Give back every record exactly as it reads.

Exercise materials:
☆ ☆ ☆ ☆
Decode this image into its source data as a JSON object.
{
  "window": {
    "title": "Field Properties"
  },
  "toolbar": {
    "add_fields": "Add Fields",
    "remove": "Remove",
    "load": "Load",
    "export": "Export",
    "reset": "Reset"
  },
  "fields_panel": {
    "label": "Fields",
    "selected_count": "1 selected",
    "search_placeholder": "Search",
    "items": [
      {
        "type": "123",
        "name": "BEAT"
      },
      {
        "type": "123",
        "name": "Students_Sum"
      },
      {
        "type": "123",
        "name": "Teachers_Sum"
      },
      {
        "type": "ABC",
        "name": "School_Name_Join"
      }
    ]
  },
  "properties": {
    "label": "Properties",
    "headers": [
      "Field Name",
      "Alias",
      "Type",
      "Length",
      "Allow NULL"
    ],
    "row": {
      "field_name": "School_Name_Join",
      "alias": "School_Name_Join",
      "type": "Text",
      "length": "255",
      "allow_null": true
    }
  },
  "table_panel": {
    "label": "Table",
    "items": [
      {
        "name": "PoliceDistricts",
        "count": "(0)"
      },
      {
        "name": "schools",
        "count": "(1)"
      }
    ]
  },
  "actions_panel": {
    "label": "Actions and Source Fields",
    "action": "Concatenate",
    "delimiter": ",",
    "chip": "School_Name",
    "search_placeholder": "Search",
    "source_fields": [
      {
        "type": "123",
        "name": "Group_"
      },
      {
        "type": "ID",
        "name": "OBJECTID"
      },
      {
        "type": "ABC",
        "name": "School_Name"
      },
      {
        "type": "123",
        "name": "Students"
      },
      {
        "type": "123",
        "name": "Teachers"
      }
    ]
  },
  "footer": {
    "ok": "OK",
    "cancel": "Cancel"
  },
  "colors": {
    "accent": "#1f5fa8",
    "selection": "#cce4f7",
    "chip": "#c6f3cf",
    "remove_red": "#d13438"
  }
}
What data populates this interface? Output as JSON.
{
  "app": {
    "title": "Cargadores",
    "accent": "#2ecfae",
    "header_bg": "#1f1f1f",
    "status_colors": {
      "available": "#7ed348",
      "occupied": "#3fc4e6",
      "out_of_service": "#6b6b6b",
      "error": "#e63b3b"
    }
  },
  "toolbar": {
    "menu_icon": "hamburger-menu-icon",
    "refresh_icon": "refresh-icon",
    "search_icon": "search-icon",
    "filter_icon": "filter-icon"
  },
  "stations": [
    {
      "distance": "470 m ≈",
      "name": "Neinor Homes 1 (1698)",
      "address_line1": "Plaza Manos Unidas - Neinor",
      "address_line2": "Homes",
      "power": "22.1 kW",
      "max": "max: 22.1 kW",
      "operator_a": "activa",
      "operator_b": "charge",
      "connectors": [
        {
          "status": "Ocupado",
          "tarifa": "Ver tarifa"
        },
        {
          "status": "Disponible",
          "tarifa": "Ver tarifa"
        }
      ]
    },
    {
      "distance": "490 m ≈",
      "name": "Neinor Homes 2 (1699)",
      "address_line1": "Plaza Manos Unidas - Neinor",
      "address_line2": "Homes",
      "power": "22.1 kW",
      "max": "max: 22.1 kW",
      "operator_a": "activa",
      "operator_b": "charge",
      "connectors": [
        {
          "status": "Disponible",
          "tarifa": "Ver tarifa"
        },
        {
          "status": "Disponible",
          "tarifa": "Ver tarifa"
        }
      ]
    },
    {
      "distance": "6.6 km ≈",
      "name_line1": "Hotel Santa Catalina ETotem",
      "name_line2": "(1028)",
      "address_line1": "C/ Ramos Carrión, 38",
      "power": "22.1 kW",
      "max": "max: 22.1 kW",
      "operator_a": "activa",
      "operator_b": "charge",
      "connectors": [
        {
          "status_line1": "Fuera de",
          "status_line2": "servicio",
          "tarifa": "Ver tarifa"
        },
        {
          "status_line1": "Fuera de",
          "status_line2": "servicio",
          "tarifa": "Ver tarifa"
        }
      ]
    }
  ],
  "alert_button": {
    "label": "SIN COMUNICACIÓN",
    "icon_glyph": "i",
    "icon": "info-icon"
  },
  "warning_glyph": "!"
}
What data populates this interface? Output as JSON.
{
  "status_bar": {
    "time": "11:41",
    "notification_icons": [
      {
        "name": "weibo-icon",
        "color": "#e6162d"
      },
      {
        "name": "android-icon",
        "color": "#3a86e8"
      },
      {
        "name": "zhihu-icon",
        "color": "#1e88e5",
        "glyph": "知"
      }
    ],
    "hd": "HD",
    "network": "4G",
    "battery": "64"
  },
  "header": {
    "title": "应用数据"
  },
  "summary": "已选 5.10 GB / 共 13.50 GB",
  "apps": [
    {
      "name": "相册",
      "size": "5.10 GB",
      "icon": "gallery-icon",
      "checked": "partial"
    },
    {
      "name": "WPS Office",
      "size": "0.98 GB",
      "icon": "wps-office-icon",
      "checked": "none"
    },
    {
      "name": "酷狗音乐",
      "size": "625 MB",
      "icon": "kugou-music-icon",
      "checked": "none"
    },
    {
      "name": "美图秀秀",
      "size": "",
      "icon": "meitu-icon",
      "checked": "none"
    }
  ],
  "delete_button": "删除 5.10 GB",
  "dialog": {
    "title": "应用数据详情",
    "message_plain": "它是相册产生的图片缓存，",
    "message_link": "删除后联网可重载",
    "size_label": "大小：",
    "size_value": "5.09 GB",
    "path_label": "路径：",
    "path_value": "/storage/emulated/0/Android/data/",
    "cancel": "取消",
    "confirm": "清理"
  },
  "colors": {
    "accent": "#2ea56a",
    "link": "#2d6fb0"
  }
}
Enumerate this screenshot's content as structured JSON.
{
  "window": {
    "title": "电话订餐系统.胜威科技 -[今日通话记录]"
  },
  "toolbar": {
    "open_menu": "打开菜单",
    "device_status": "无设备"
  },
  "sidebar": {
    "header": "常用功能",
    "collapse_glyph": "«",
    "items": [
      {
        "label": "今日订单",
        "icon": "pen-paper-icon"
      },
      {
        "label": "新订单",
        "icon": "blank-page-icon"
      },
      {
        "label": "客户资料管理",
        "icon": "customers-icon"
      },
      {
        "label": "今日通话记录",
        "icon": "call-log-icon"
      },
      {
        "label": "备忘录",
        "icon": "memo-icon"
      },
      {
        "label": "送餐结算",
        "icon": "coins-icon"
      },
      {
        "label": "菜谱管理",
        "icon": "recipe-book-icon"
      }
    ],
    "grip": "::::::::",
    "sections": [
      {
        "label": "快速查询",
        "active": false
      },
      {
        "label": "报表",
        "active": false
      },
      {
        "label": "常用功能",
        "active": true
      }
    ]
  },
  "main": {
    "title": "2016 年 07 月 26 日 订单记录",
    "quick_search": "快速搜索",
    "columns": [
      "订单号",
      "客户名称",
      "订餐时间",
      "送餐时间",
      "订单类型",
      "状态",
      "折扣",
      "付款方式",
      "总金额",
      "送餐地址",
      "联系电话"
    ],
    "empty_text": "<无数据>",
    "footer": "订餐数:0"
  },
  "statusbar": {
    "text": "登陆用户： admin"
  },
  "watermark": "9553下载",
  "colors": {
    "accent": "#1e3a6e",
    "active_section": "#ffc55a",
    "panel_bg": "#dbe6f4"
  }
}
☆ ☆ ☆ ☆
Task solution:
Decode this image into its source data as a JSON object.
{
  "window": {
    "title": "Field Properties"
  },
  "toolbar": {
    "add_fields": "Add Fields",
    "remove": "Remove",
    "load": "Load",
    "export": "Export",
    "reset": "Reset"
  },
  "fields_panel": {
    "label": "Fields",
    "selected_count": "1 selected",
    "search_placeholder": "Search",
    "items": [
      {
        "type": "123",
        "name": "BEAT"
      },
      {
        "type": "123",
        "name": "Students_Sum"
      },
      {
        "type": "123",
        "name": "Teachers_Sum"
      },
      {
        "type": "ABC",
        "name": "School_Name_Join"
      }
    ]
  },
  "properties": {
    "label": "Properties",
    "headers": [
      "Field Name",
      "Alias",
      "Type",
      "Length",
      "Allow NULL"
    ],
    "row": {
      "field_name": "School_Name_Join",
      "alias": "School_Name_Join",
      "type": "Text",
      "length": "255",
      "allow_null": true
    }
  },
  "table_panel": {
    "label": "Table",
    "items": [
      {
        "name": "PoliceDistricts",
        "count": "(0)"
      },
      {
        "name": "schools",
        "count": "(1)"
      }
    ]
  },
  "actions_panel": {
    "label": "Actions and Source Fields",
    "action": "Concatenate",
    "delimiter": ",",
    "chip": "School_Name",
    "search_placeholder": "Search",
    "source_fields": [
      {
        "type": "123",
        "name": "Group_"
      },
      {
        "type": "ID",
        "name": "OBJECTID"
      },
      {
        "type": "ABC",
        "name": "School_Name"
      },
      {
        "type": "123",
        "name": "Students"
      },
      {
        "type": "123",
        "name": "Teachers"
      }
    ]
  },
  "footer": {
    "ok": "OK",
    "cancel": "Cancel"
  },
  "colors": {
    "accent": "#1f5fa8",
    "selection": "#cce4f7",
    "chip": "#c6f3cf",
    "remove_red": "#d13438"
  }
}
What data populates this interface? Output as JSON.
{
  "app": {
    "title": "Cargadores",
    "accent": "#2ecfae",
    "header_bg": "#1f1f1f",
    "status_colors": {
      "available": "#7ed348",
      "occupied": "#3fc4e6",
      "out_of_service": "#6b6b6b",
      "error": "#e63b3b"
    }
  },
  "toolbar": {
    "menu_icon": "hamburger-menu-icon",
    "refresh_icon": "refresh-icon",
    "search_icon": "search-icon",
    "filter_icon": "filter-icon"
  },
  "stations": [
    {
      "distance": "470 m ≈",
      "name": "Neinor Homes 1 (1698)",
      "address_line1": "Plaza Manos Unidas - Neinor",
      "address_line2": "Homes",
      "power": "22.1 kW",
      "max": "max: 22.1 kW",
      "operator_a": "activa",
      "operator_b": "charge",
      "connectors": [
        {
          "status": "Ocupado",
          "tarifa": "Ver tarifa"
        },
        {
          "status": "Disponible",
          "tarifa": "Ver tarifa"
        }
      ]
    },
    {
      "distance": "490 m ≈",
      "name": "Neinor Homes 2 (1699)",
      "address_line1": "Plaza Manos Unidas - Neinor",
      "address_line2": "Homes",
      "power": "22.1 kW",
      "max": "max: 22.1 kW",
      "operator_a": "activa",
      "operator_b": "charge",
      "connectors": [
        {
          "status": "Disponible",
          "tarifa": "Ver tarifa"
        },
        {
          "status": "Disponible",
          "tarifa": "Ver tarifa"
        }
      ]
    },
    {
      "distance": "6.6 km ≈",
      "name_line1": "Hotel Santa Catalina ETotem",
      "name_line2": "(1028)",
      "address_line1": "C/ Ramos Carrión, 38",
      "power": "22.1 kW",
      "max": "max: 22.1 kW",
      "operator_a": "activa",
      "operator_b": "charge",
      "connectors": [
        {
          "status_line1": "Fuera de",
          "status_line2": "servicio",
          "tarifa": "Ver tarifa"
        },
        {
          "status_line1": "Fuera de",
          "status_line2": "servicio",
          "tarifa": "Ver tarifa"
        }
      ]
    }
  ],
  "alert_button": {
    "label": "SIN COMUNICACIÓN",
    "icon_glyph": "i",
    "icon": "info-icon"
  },
  "warning_glyph": "!"
}
What data populates this interface? Output as JSON.
{
  "status_bar": {
    "time": "11:41",
    "notification_icons": [
      {
        "name": "weibo-icon",
        "color": "#e6162d"
      },
      {
        "name": "android-icon",
        "color": "#3a86e8"
      },
      {
        "name": "zhihu-icon",
        "color": "#1e88e5",
        "glyph": "知"
      }
    ],
    "hd": "HD",
    "network": "4G",
    "battery": "64"
  },
  "header": {
    "title": "应用数据"
  },
  "summary": "已选 5.10 GB / 共 13.50 GB",
  "apps": [
    {
      "name": "相册",
      "size": "5.10 GB",
      "icon": "gallery-icon",
      "checked": "partial"
    },
    {
      "name": "WPS Office",
      "size": "0.98 GB",
      "icon": "wps-office-icon",
      "checked": "none"
    },
    {
      "name": "酷狗音乐",
      "size": "625 MB",
      "icon": "kugou-music-icon",
      "checked": "none"
    },
    {
      "name": "美图秀秀",
      "size": "",
      "icon": "meitu-icon",
      "checked": "none"
    }
  ],
  "delete_button": "删除 5.10 GB",
  "dialog": {
    "title": "应用数据详情",
    "message_plain": "它是相册产生的图片缓存，",
    "message_link": "删除后联网可重载",
    "size_label": "大小：",
    "size_value": "5.09 GB",
    "path_label": "路径：",
    "path_value": "/storage/emulated/0/Android/data/",
    "cancel": "取消",
    "confirm": "清理"
  },
  "colors": {
    "accent": "#2ea56a",
    "link": "#2d6fb0"
  }
}
Enumerate this screenshot's content as structured JSON.
{
  "window": {
    "title": "电话订餐系统.胜威科技 -[今日通话记录]"
  },
  "toolbar": {
    "open_menu": "打开菜单",
    "device_status": "无设备"
  },
  "sidebar": {
    "header": "常用功能",
    "collapse_glyph": "«",
    "items": [
      {
        "label": "今日订单",
        "icon": "pen-paper-icon"
      },
      {
        "label": "新订单",
        "icon": "blank-page-icon"
      },
      {
        "label": "客户资料管理",
        "icon": "customers-icon"
      },
      {
        "label": "今日通话记录",
        "icon": "call-log-icon"
      },
      {
        "label": "备忘录",
        "icon": "memo-icon"
      },
      {
        "label": "送餐结算",
        "icon": "coins-icon"
      },
      {
        "label": "菜谱管理",
        "icon": "recipe-book-icon"
      }
    ],
    "grip": "::::::::",
    "sections": [
      {
        "label": "快速查询",
        "active": false
      },
      {
        "label": "报表",
        "active": false
      },
      {
        "label": "常用功能",
        "active": true
      }
    ]
  },
  "main": {
    "title": "2016 年 07 月 26 日 订单记录",
    "quick_search": "快速搜索",
    "columns": [
      "订单号",
      "客户名称",
      "订餐时间",
      "送餐时间",
      "订单类型",
      "状态",
      "折扣",
      "付款方式",
      "总金额",
      "送餐地址",
      "联系电话"
    ],
    "empty_text": "<无数据>",
    "footer": "订餐数:0"
  },
  "statusbar": {
    "text": "登陆用户： admin"
  },
  "watermark": "9553下载",
  "colors": {
    "accent": "#1e3a6e",
    "active_section": "#ffc55a",
    "panel_bg": "#dbe6f4"
  }
}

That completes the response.